> **Dataset rows for apps and sites**
Start of Block

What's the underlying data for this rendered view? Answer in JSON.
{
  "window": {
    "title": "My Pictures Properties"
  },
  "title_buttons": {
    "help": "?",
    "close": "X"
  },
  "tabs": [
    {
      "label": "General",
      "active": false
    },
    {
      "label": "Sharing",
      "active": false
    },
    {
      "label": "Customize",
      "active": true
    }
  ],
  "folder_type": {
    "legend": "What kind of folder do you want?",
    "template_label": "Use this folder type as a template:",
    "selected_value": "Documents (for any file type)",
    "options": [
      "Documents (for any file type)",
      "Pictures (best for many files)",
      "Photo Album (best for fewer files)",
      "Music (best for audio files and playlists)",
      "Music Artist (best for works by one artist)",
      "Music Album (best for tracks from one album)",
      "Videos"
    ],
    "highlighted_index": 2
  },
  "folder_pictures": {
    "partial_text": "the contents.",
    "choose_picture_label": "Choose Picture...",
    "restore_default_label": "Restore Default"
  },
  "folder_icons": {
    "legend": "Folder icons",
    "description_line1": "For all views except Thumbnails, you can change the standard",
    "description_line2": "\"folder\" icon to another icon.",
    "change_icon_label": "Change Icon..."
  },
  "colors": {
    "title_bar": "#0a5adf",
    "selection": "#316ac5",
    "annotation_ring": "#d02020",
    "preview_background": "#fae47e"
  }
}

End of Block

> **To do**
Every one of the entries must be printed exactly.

> **Expected output**
What's the underlying data for this rendered view? Answer in JSON.
{
  "window": {
    "title": "My Pictures Properties"
  },
  "title_buttons": {
    "help": "?",
    "close": "X"
  },
  "tabs": [
    {
      "label": "General",
      "active": false
    },
    {
      "label": "Sharing",
      "active": false
    },
    {
      "label": "Customize",
      "active": true
    }
  ],
  "folder_type": {
    "legend": "What kind of folder do you want?",
    "template_label": "Use this folder type as a template:",
    "selected_value": "Documents (for any file type)",
    "options": [
      "Documents (for any file type)",
      "Pictures (best for many files)",
      "Photo Album (best for fewer files)",
      "Music (best for audio files and playlists)",
      "Music Artist (best for works by one artist)",
      "Music Album (best for tracks from one album)",
      "Videos"
    ],
    "highlighted_index": 2
  },
  "folder_pictures": {
    "partial_text": "the contents.",
    "choose_picture_label": "Choose Picture...",
    "restore_default_label": "Restore Default"
  },
  "folder_icons": {
    "legend": "Folder icons",
    "description_line1": "For all views except Thumbnails, you can change the standard",
    "description_line2": "\"folder\" icon to another icon.",
    "change_icon_label": "Change Icon..."
  },
  "colors": {
    "title_bar": "#0a5adf",
    "selection": "#316ac5",
    "annotation_ring": "#d02020",
    "preview_background": "#fae47e"
  }
}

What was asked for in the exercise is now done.